The Appellate Division, First Department upheld the grant of summary judgment to Goetz Fitzpatrick’s client, Eastern Consolidated Properties. The case supported the right of a real estate broker to earn a commission for successfully introducing the purchaser to the owner when the commission agreement so provided. It rejected the defendant owner’s argument that the commission agreement could be construed to require the broker to be the procuring cause of the sale. Howard Rubin represented Eastern Consolidated and Douglas Gross successfully argued the First Department appeal. The case was featured in Real Estate Weekly on January 25, 2017.

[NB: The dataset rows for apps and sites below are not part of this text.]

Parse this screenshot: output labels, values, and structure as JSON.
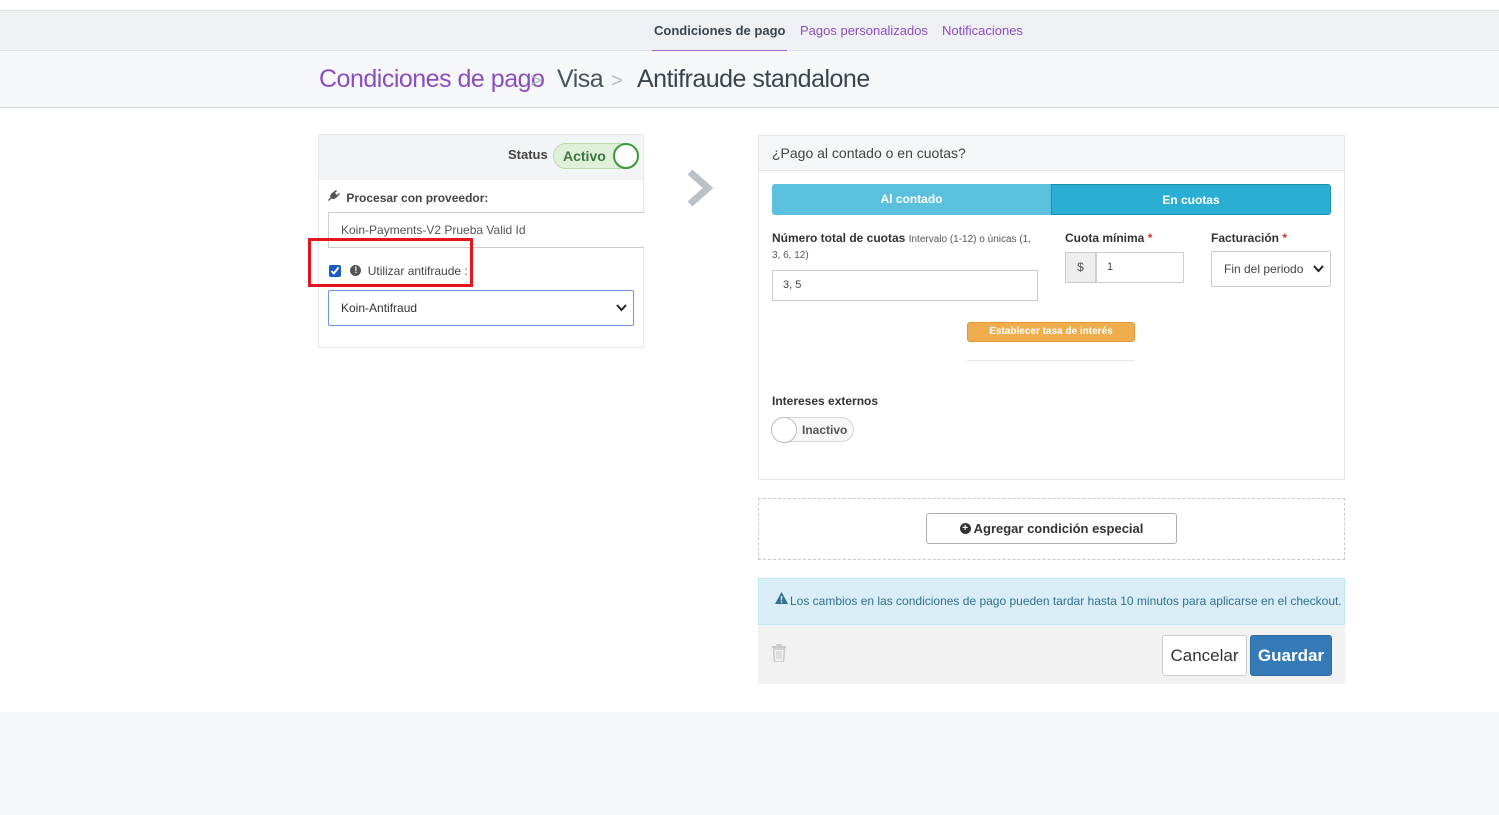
{
  "tabs": [
    {
      "label": "Condiciones de pago",
      "active": true
    },
    {
      "label": "Pagos personalizados",
      "active": false
    },
    {
      "label": "Notificaciones",
      "active": false
    }
  ],
  "breadcrumb": {
    "root": "Condiciones de pago",
    "middle": "Visa",
    "current": "Antifraude standalone",
    "separator": ">"
  },
  "left_panel": {
    "status_label": "Status",
    "status_value": "Activo",
    "provider_label": "Procesar con proveedor:",
    "provider_value": "Koin-Payments-V2 Prueba Valid Id",
    "antifraud_checked": true,
    "antifraud_label": "Utilizar antifraude :",
    "antifraud_selected": "Koin-Antifraud"
  },
  "right_panel": {
    "header": "¿Pago al contado o en cuotas?",
    "segment_left": "Al contado",
    "segment_right": "En cuotas",
    "installments_label": "Número total de cuotas",
    "installments_hint_a": "Intervalo (1-12) o únicas (1,",
    "installments_hint_b": "3, 6, 12)",
    "installments_value": "3, 5",
    "min_installment_label": "Cuota mínima",
    "currency_symbol": "$",
    "min_installment_value": "1",
    "billing_label": "Facturación",
    "billing_selected": "Fin del periodo",
    "required_mark": "*",
    "interest_button": "Establecer tasa de interés",
    "external_interest_label": "Intereses externos",
    "external_interest_value": "Inactivo"
  },
  "special_condition_button": "Agregar condición especial",
  "alert_text": "Los cambios en las condiciones de pago pueden tardar hasta 10 minutos para aplicarse en el checkout.",
  "footer": {
    "cancel": "Cancelar",
    "save": "Guardar"
  },
  "colors": {
    "accent_purple": "#8a4fbf",
    "active_green": "#3c763d",
    "segment_blue": "#5bc0de",
    "save_blue": "#337ab7",
    "highlight_red": "#e3161e",
    "orange": "#f0ad4e"
  },
  "icons": {
    "provider": "plug-icon",
    "antifraud_info": "info-circle-icon",
    "next": "chevron-right-icon",
    "plus": "plus-circle-icon",
    "warning": "warning-icon",
    "delete": "trash-icon"
  }
}
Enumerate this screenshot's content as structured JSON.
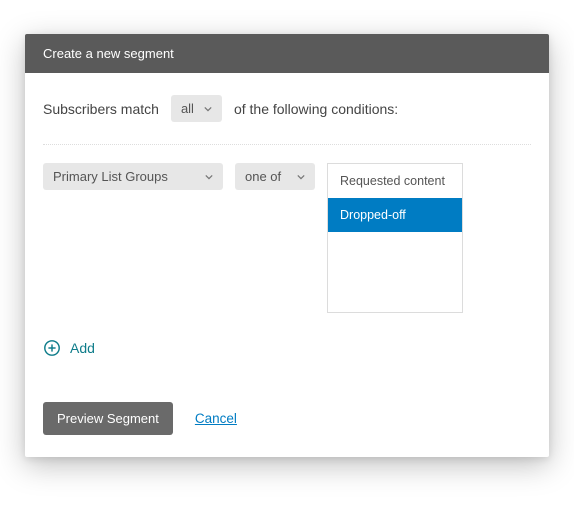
{
  "header": {
    "title": "Create a new segment"
  },
  "match": {
    "prefix": "Subscribers match",
    "dropdown_value": "all",
    "suffix": "of the following conditions:"
  },
  "condition": {
    "field_select": "Primary List Groups",
    "operator_select": "one of",
    "options": [
      {
        "label": "Requested content",
        "selected": false
      },
      {
        "label": "Dropped-off",
        "selected": true
      }
    ]
  },
  "actions": {
    "add_label": "Add",
    "preview_label": "Preview Segment",
    "cancel_label": "Cancel"
  },
  "icons": {
    "chevron": "chevron-down-icon",
    "plus": "plus-circle-icon"
  }
}
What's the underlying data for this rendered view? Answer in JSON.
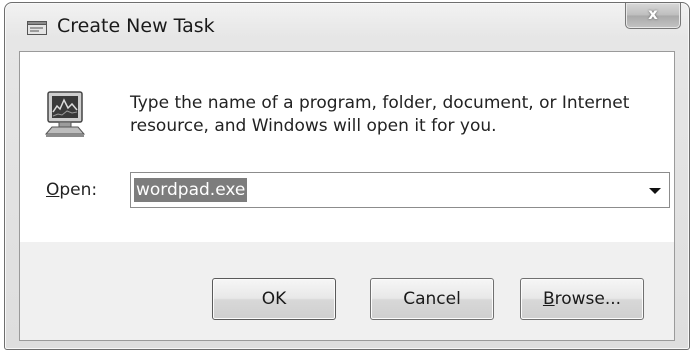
{
  "window": {
    "title": "Create New Task",
    "close_glyph": "x"
  },
  "dialog": {
    "message": "Type the name of a program, folder, document, or Internet resource, and Windows will open it for you.",
    "open_label_accel": "O",
    "open_label_rest": "pen:",
    "open_value": "wordpad.exe",
    "icons": {
      "title": "run-dialog-icon",
      "app": "task-manager-icon",
      "dropdown": "chevron-down-icon"
    }
  },
  "buttons": {
    "ok": "OK",
    "cancel": "Cancel",
    "browse_accel": "B",
    "browse_rest": "rowse..."
  }
}
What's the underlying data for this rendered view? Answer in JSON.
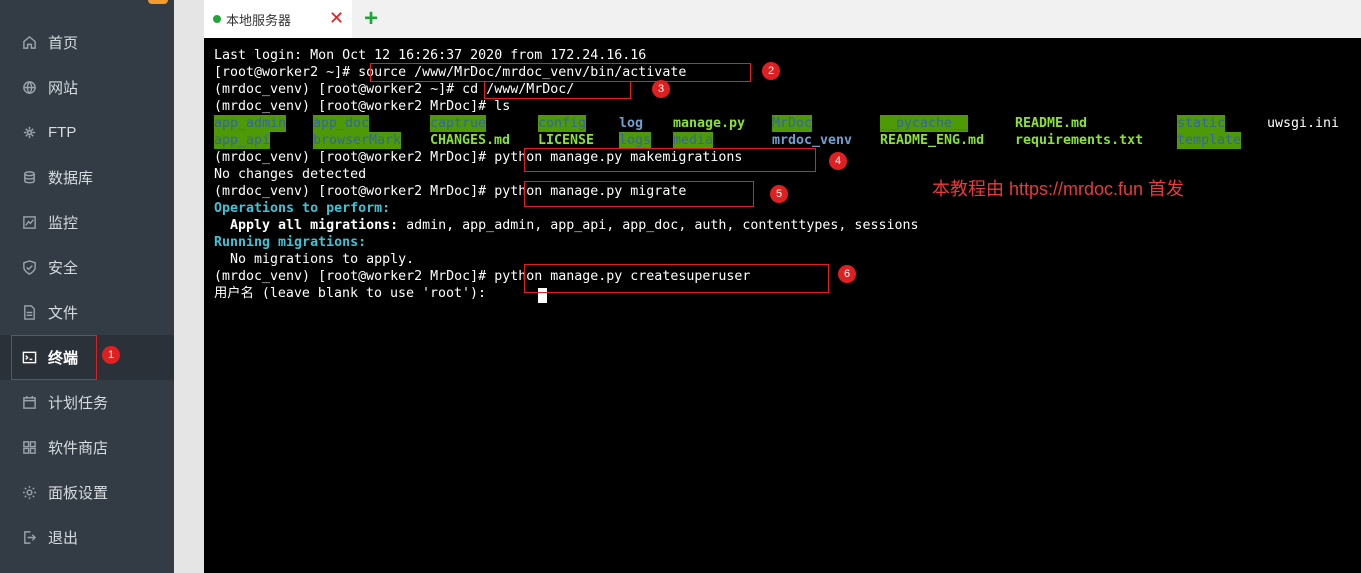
{
  "sidebar": {
    "items": [
      {
        "label": "首页",
        "icon": "home-icon"
      },
      {
        "label": "网站",
        "icon": "globe-icon"
      },
      {
        "label": "FTP",
        "icon": "ftp-icon"
      },
      {
        "label": "数据库",
        "icon": "database-icon"
      },
      {
        "label": "监控",
        "icon": "monitor-icon"
      },
      {
        "label": "安全",
        "icon": "shield-icon"
      },
      {
        "label": "文件",
        "icon": "folder-icon"
      },
      {
        "label": "终端",
        "icon": "terminal-icon",
        "active": true
      },
      {
        "label": "计划任务",
        "icon": "calendar-icon"
      },
      {
        "label": "软件商店",
        "icon": "grid-icon"
      },
      {
        "label": "面板设置",
        "icon": "gear-icon"
      },
      {
        "label": "退出",
        "icon": "logout-icon"
      }
    ]
  },
  "tabs": {
    "active_label": "本地服务器",
    "close_glyph": "✕",
    "add_glyph": "+"
  },
  "terminal": {
    "last_login": "Last login: Mon Oct 12 16:26:37 2020 from 172.24.16.16",
    "l2_prompt": "[root@worker2 ~]# ",
    "l2_cmd": "source /www/MrDoc/mrdoc_venv/bin/activate",
    "l3_prompt": "(mrdoc_venv) [root@worker2 ~]# ",
    "l3_cmd": "cd /www/MrDoc/",
    "l4": "(mrdoc_venv) [root@worker2 MrDoc]# ls",
    "ls_row1": [
      "app_admin",
      "app_doc",
      "captrue",
      "config",
      "log",
      "manage.py",
      "MrDoc",
      "__pycache__",
      "README.md",
      "static",
      "uwsgi.ini"
    ],
    "ls_row2": [
      "app_api",
      "browserMark",
      "CHANGES.md",
      "LICENSE",
      "logs",
      "media",
      "mrdoc_venv",
      "README_ENG.md",
      "requirements.txt",
      "template"
    ],
    "prompt_mrdoc": "(mrdoc_venv) [root@worker2 MrDoc]# ",
    "cmd_makemigrations": "python manage.py makemigrations",
    "no_changes": "No changes detected",
    "cmd_migrate": "python manage.py migrate",
    "ops_header": "Operations to perform:",
    "apply_label": "  Apply all migrations:",
    "apply_list": " admin, app_admin, app_api, app_doc, auth, contenttypes, sessions",
    "running": "Running migrations:",
    "no_migrations": "  No migrations to apply.",
    "cmd_createsuperuser": "python manage.py createsuperuser",
    "username_prompt": "用户名 (leave blank to use 'root'): "
  },
  "annotations": {
    "badges": [
      "1",
      "2",
      "3",
      "4",
      "5",
      "6"
    ],
    "watermark": "本教程由 https://mrdoc.fun 首发"
  },
  "colors": {
    "sidebar_bg": "#333c44",
    "accent_green": "#20a53a",
    "annotation_red": "#e02020",
    "terminal_bg": "#000000"
  }
}
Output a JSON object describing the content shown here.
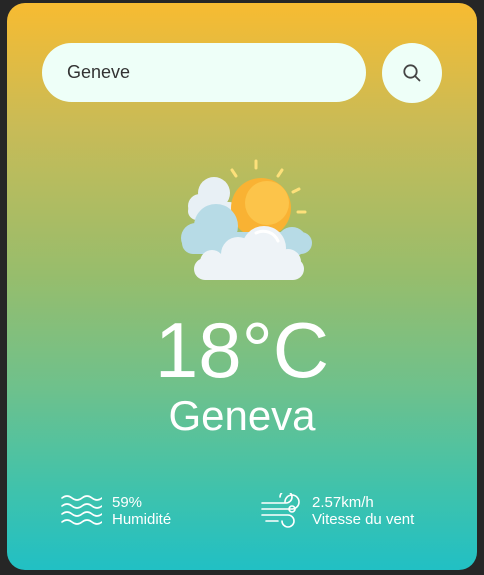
{
  "search": {
    "value": "Geneve",
    "placeholder": ""
  },
  "weather": {
    "icon": "partly-cloudy-sun-icon",
    "temperature": "18°C",
    "city": "Geneva"
  },
  "details": {
    "humidity": {
      "value": "59%",
      "label": "Humidité",
      "icon": "humidity-waves-icon"
    },
    "wind": {
      "value": "2.57km/h",
      "label": "Vitesse du vent",
      "icon": "wind-icon"
    }
  },
  "colors": {
    "gradient_top": "#f7bb31",
    "gradient_bottom": "#21c0c4",
    "search_bg": "#eefff8",
    "text": "#ffffff"
  }
}
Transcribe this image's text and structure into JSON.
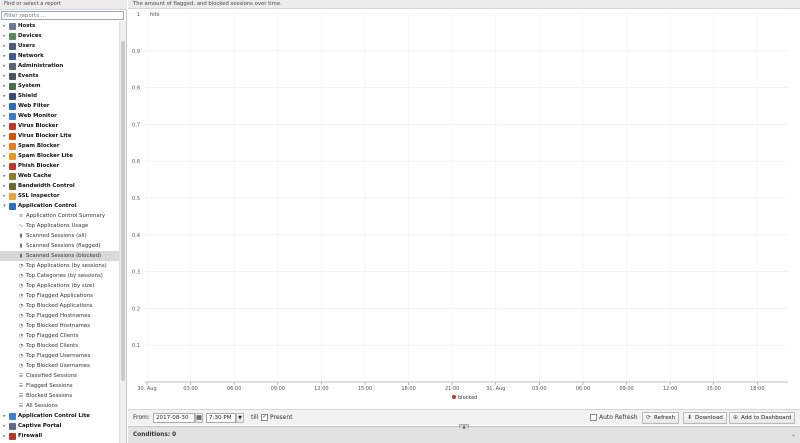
{
  "left_panel": {
    "title": "Find or select a report",
    "filter_placeholder": "Filter reports ...",
    "categories": [
      {
        "label": "Hosts",
        "icon": "hosts-icon",
        "color": "#6b7c93",
        "expanded": false
      },
      {
        "label": "Devices",
        "icon": "devices-icon",
        "color": "#5a8a5a",
        "expanded": false
      },
      {
        "label": "Users",
        "icon": "users-icon",
        "color": "#4a5d7a",
        "expanded": false
      },
      {
        "label": "Network",
        "icon": "network-icon",
        "color": "#3b5b8a",
        "expanded": false
      },
      {
        "label": "Administration",
        "icon": "administration-icon",
        "color": "#556677",
        "expanded": false
      },
      {
        "label": "Events",
        "icon": "events-icon",
        "color": "#445566",
        "expanded": false
      },
      {
        "label": "System",
        "icon": "system-icon",
        "color": "#4c6a4c",
        "expanded": false
      },
      {
        "label": "Shield",
        "icon": "shield-icon",
        "color": "#355070",
        "expanded": false
      },
      {
        "label": "Web Filter",
        "icon": "web-filter-icon",
        "color": "#2e6db4",
        "expanded": false
      },
      {
        "label": "Web Monitor",
        "icon": "web-monitor-icon",
        "color": "#3a7bc8",
        "expanded": false
      },
      {
        "label": "Virus Blocker",
        "icon": "virus-blocker-icon",
        "color": "#c0392b",
        "expanded": false
      },
      {
        "label": "Virus Blocker Lite",
        "icon": "virus-blocker-lite-icon",
        "color": "#d35400",
        "expanded": false
      },
      {
        "label": "Spam Blocker",
        "icon": "spam-blocker-icon",
        "color": "#e67e22",
        "expanded": false
      },
      {
        "label": "Spam Blocker Lite",
        "icon": "spam-blocker-lite-icon",
        "color": "#e69a22",
        "expanded": false
      },
      {
        "label": "Phish Blocker",
        "icon": "phish-blocker-icon",
        "color": "#c0392b",
        "expanded": false
      },
      {
        "label": "Web Cache",
        "icon": "web-cache-icon",
        "color": "#8e7b2e",
        "expanded": false
      },
      {
        "label": "Bandwidth Control",
        "icon": "bandwidth-control-icon",
        "color": "#6a6a2e",
        "expanded": false
      },
      {
        "label": "SSL Inspector",
        "icon": "ssl-inspector-icon",
        "color": "#e8a33c",
        "expanded": false
      },
      {
        "label": "Application Control",
        "icon": "application-control-icon",
        "color": "#2f6fc1",
        "expanded": true
      }
    ],
    "app_control_reports": [
      {
        "label": "Application Control Summary",
        "icon": "text-report-icon"
      },
      {
        "label": "Top Applications Usage",
        "icon": "line-chart-icon"
      },
      {
        "label": "Scanned Sessions (all)",
        "icon": "bar-chart-icon"
      },
      {
        "label": "Scanned Sessions (flagged)",
        "icon": "bar-chart-icon"
      },
      {
        "label": "Scanned Sessions (blocked)",
        "icon": "bar-chart-icon"
      },
      {
        "label": "Top Applications (by sessions)",
        "icon": "pie-chart-icon"
      },
      {
        "label": "Top Categories (by sessions)",
        "icon": "pie-chart-icon"
      },
      {
        "label": "Top Applications (by size)",
        "icon": "pie-chart-icon"
      },
      {
        "label": "Top Flagged Applications",
        "icon": "pie-chart-icon"
      },
      {
        "label": "Top Blocked Applications",
        "icon": "pie-chart-icon"
      },
      {
        "label": "Top Flagged Hostnames",
        "icon": "pie-chart-icon"
      },
      {
        "label": "Top Blocked Hostnames",
        "icon": "pie-chart-icon"
      },
      {
        "label": "Top Flagged Clients",
        "icon": "pie-chart-icon"
      },
      {
        "label": "Top Blocked Clients",
        "icon": "pie-chart-icon"
      },
      {
        "label": "Top Flagged Usernames",
        "icon": "pie-chart-icon"
      },
      {
        "label": "Top Blocked Usernames",
        "icon": "pie-chart-icon"
      },
      {
        "label": "Classified Sessions",
        "icon": "list-icon"
      },
      {
        "label": "Flagged Sessions",
        "icon": "list-icon"
      },
      {
        "label": "Blocked Sessions",
        "icon": "list-icon"
      },
      {
        "label": "All Sessions",
        "icon": "list-icon"
      }
    ],
    "selected_report": "Scanned Sessions (blocked)",
    "trailing_categories": [
      {
        "label": "Application Control Lite",
        "icon": "application-control-lite-icon",
        "color": "#3f7fd1",
        "expanded": false
      },
      {
        "label": "Captive Portal",
        "icon": "captive-portal-icon",
        "color": "#5a6c8a",
        "expanded": false
      },
      {
        "label": "Firewall",
        "icon": "firewall-icon",
        "color": "#b03a2e",
        "expanded": false
      }
    ]
  },
  "report": {
    "description": "The amount of flagged, and blocked sessions over time."
  },
  "chart_data": {
    "type": "line",
    "ylabel": "hits",
    "ylim": [
      0,
      1
    ],
    "y_ticks": [
      0.1,
      0.2,
      0.3,
      0.4,
      0.5,
      0.6,
      0.7,
      0.8,
      0.9,
      1
    ],
    "x_tick_labels": [
      "30. Aug",
      "03:00",
      "06:00",
      "09:00",
      "12:00",
      "15:00",
      "18:00",
      "21:00",
      "31. Aug",
      "03:00",
      "06:00",
      "09:00",
      "12:00",
      "15:00",
      "18:00"
    ],
    "series": [
      {
        "name": "blocked",
        "color": "#c0392b",
        "values": []
      }
    ],
    "grid": true,
    "legend_position": "bottom-center"
  },
  "toolbar": {
    "from_label": "From:",
    "from_date": "2017-08-30",
    "from_time": "7:30 PM",
    "till_label": "till",
    "present_label": "Present",
    "present_checked": true,
    "auto_refresh_label": "Auto Refresh",
    "auto_refresh_checked": false,
    "refresh_label": "Refresh",
    "download_label": "Download",
    "add_dashboard_label": "Add to Dashboard"
  },
  "conditions": {
    "label": "Conditions: 0"
  }
}
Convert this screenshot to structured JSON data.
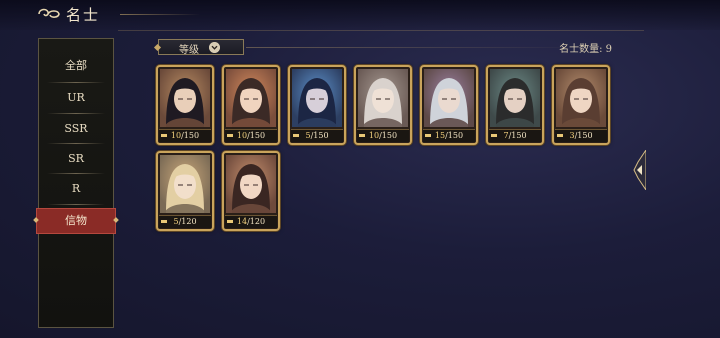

Although the commission amount was $650,000 with interest, the judgment amount is now over $900,000. The defendant owner originally failed to bond the judgment, hinting that Eastern Consolidated would have difficulty enforcing the judgment. The owner had engaged in a section 1031 tax free exchange and placed the replacement properties in the title of different LLCs, which could be done because the LLCs were all 100% owned by the same individual. Through investigation, Goetz Fitzpatrick discovered that one property bought was an LLC that owned an office building in Lynbrook, New York. The identity of the properties purchased was confirmed through a subpoena served on the transfer agent. Goetz Fitzpatrick brought a fraudulent conveyance suit against the entities owning the Lynbrook building. We then won the suit, with the Supreme Court, New York County holding the 1031 exchange – which left no funds in the owner of 5 East 59th Street to pay the commission that it owed – was an intentional fraudulent conveyance. Goetz Fitzpatrick won a $25,000 attorneys’ award against the defendant transferee owners of the Lynbrook building because of this intentional fraudulent conveyance. We then served an attachment and restraining notices which tied up the Lynbrook building and a six figure bank account of the transferees. With that, the defendant former owner of 5 East 59th finally decided to bond the appeal. Consequently, Eastern Consolidated now has insurance that its judgment will be paid. Goetz Fitzpatrick associate Scott D. Simon assisted on the matter.
In another fraudulent conveyance suit, Douglas Gross, Howard Rubin, and associate Max Rubin won summary judgment allowing Goetz Fitzpatrick’s client, North Hill Funding, to seize the real estate transferred. Goetz Fitzpatrick was enforcing a judgment for North Hill based upon a judgment in a suit on a guaranty, and discovered that one of the judgment debtors had prevailed in a foreclosure of five and a quarter acres of land in Pelham Manor, New York. The judgment debtor had bid in the debt to acquire the property at the foreclosure sale but caused the referee to issue the deed in the name of a different entity. The judgment debtor claimed that by reason of a corporate reorganization, it had the right to have the new entity, which it controlled, to own the property free and clear of North Hill’s judgment. Defendants moved to dismiss and the Supreme Court allowed North Hill to cross move for summary judgment. North Hill prevailed on virtually all its causes of action, with the Court holding that the transfer violated multiple loan documents and was both a constructive and intentional fraudulent conveyance.